Once the pictures are removed, reproduce what is left of the data below exactly.

INPUT DATA below:

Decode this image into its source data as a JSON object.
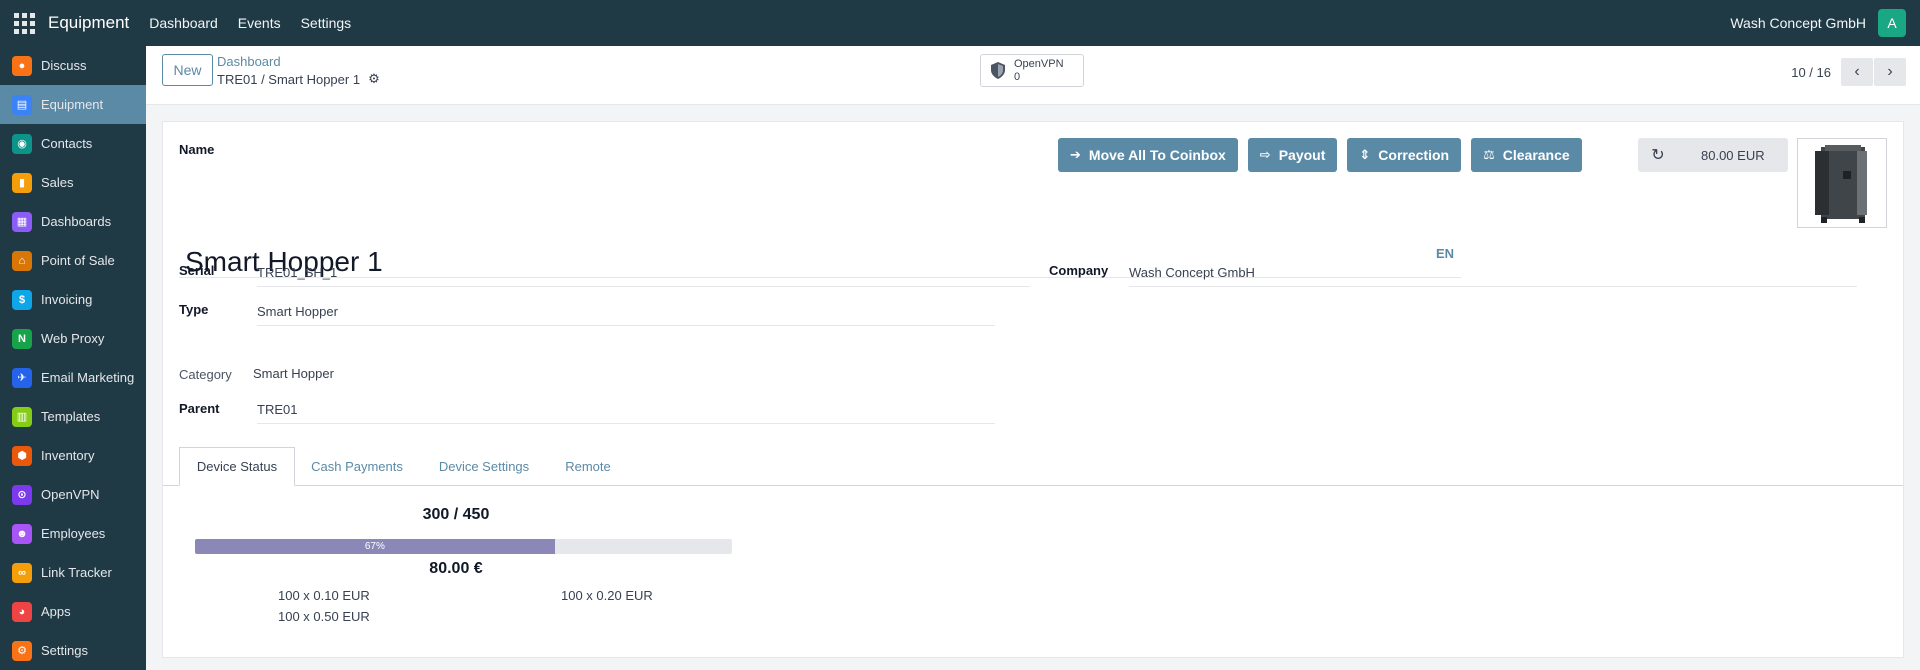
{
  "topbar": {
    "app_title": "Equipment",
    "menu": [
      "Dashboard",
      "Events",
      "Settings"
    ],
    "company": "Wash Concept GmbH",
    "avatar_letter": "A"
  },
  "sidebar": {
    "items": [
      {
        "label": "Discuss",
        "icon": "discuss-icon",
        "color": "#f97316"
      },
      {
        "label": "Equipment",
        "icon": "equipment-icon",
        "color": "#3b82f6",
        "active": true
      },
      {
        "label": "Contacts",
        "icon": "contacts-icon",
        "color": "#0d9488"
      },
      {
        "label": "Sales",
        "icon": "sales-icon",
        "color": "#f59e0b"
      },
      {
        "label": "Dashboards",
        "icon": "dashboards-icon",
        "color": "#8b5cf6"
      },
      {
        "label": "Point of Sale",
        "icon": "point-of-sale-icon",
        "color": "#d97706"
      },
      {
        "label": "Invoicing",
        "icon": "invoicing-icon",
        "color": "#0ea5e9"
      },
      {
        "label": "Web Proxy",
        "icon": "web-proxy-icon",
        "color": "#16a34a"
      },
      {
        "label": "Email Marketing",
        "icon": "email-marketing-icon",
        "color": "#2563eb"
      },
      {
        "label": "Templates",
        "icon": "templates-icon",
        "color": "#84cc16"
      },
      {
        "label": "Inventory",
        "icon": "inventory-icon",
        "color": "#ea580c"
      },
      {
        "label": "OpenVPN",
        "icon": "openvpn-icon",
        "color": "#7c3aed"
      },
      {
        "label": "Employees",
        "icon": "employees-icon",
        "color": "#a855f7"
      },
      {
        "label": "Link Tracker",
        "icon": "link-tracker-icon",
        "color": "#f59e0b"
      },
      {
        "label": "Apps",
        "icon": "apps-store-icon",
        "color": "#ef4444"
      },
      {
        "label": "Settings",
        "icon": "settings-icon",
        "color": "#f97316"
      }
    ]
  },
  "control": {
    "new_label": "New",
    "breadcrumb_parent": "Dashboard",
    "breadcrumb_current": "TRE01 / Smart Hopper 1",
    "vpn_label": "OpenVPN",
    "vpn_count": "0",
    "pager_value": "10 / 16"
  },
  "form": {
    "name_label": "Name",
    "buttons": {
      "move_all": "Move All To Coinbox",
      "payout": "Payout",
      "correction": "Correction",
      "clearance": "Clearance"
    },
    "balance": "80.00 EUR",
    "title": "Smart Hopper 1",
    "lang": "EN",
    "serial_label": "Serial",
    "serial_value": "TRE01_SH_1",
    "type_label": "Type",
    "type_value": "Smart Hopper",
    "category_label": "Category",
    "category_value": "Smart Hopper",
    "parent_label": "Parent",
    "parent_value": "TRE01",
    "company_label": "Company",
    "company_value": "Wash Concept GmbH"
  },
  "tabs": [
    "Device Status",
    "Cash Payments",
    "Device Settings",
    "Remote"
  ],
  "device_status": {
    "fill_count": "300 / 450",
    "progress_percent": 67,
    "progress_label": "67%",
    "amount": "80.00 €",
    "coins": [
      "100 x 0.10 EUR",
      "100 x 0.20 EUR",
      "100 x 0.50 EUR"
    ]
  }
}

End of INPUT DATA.

EXERCISE RESULT:
Decode this image into its source data as a JSON object.
{
  "topbar": {
    "app_title": "Equipment",
    "menu": [
      "Dashboard",
      "Events",
      "Settings"
    ],
    "company": "Wash Concept GmbH",
    "avatar_letter": "A"
  },
  "sidebar": {
    "items": [
      {
        "label": "Discuss",
        "icon": "discuss-icon",
        "color": "#f97316"
      },
      {
        "label": "Equipment",
        "icon": "equipment-icon",
        "color": "#3b82f6",
        "active": true
      },
      {
        "label": "Contacts",
        "icon": "contacts-icon",
        "color": "#0d9488"
      },
      {
        "label": "Sales",
        "icon": "sales-icon",
        "color": "#f59e0b"
      },
      {
        "label": "Dashboards",
        "icon": "dashboards-icon",
        "color": "#8b5cf6"
      },
      {
        "label": "Point of Sale",
        "icon": "point-of-sale-icon",
        "color": "#d97706"
      },
      {
        "label": "Invoicing",
        "icon": "invoicing-icon",
        "color": "#0ea5e9"
      },
      {
        "label": "Web Proxy",
        "icon": "web-proxy-icon",
        "color": "#16a34a"
      },
      {
        "label": "Email Marketing",
        "icon": "email-marketing-icon",
        "color": "#2563eb"
      },
      {
        "label": "Templates",
        "icon": "templates-icon",
        "color": "#84cc16"
      },
      {
        "label": "Inventory",
        "icon": "inventory-icon",
        "color": "#ea580c"
      },
      {
        "label": "OpenVPN",
        "icon": "openvpn-icon",
        "color": "#7c3aed"
      },
      {
        "label": "Employees",
        "icon": "employees-icon",
        "color": "#a855f7"
      },
      {
        "label": "Link Tracker",
        "icon": "link-tracker-icon",
        "color": "#f59e0b"
      },
      {
        "label": "Apps",
        "icon": "apps-store-icon",
        "color": "#ef4444"
      },
      {
        "label": "Settings",
        "icon": "settings-icon",
        "color": "#f97316"
      }
    ]
  },
  "control": {
    "new_label": "New",
    "breadcrumb_parent": "Dashboard",
    "breadcrumb_current": "TRE01 / Smart Hopper 1",
    "vpn_label": "OpenVPN",
    "vpn_count": "0",
    "pager_value": "10 / 16"
  },
  "form": {
    "name_label": "Name",
    "buttons": {
      "move_all": "Move All To Coinbox",
      "payout": "Payout",
      "correction": "Correction",
      "clearance": "Clearance"
    },
    "balance": "80.00 EUR",
    "title": "Smart Hopper 1",
    "lang": "EN",
    "serial_label": "Serial",
    "serial_value": "TRE01_SH_1",
    "type_label": "Type",
    "type_value": "Smart Hopper",
    "category_label": "Category",
    "category_value": "Smart Hopper",
    "parent_label": "Parent",
    "parent_value": "TRE01",
    "company_label": "Company",
    "company_value": "Wash Concept GmbH"
  },
  "tabs": [
    "Device Status",
    "Cash Payments",
    "Device Settings",
    "Remote"
  ],
  "device_status": {
    "fill_count": "300 / 450",
    "progress_percent": 67,
    "progress_label": "67%",
    "amount": "80.00 €",
    "coins": [
      "100 x 0.10 EUR",
      "100 x 0.20 EUR",
      "100 x 0.50 EUR"
    ]
  }
}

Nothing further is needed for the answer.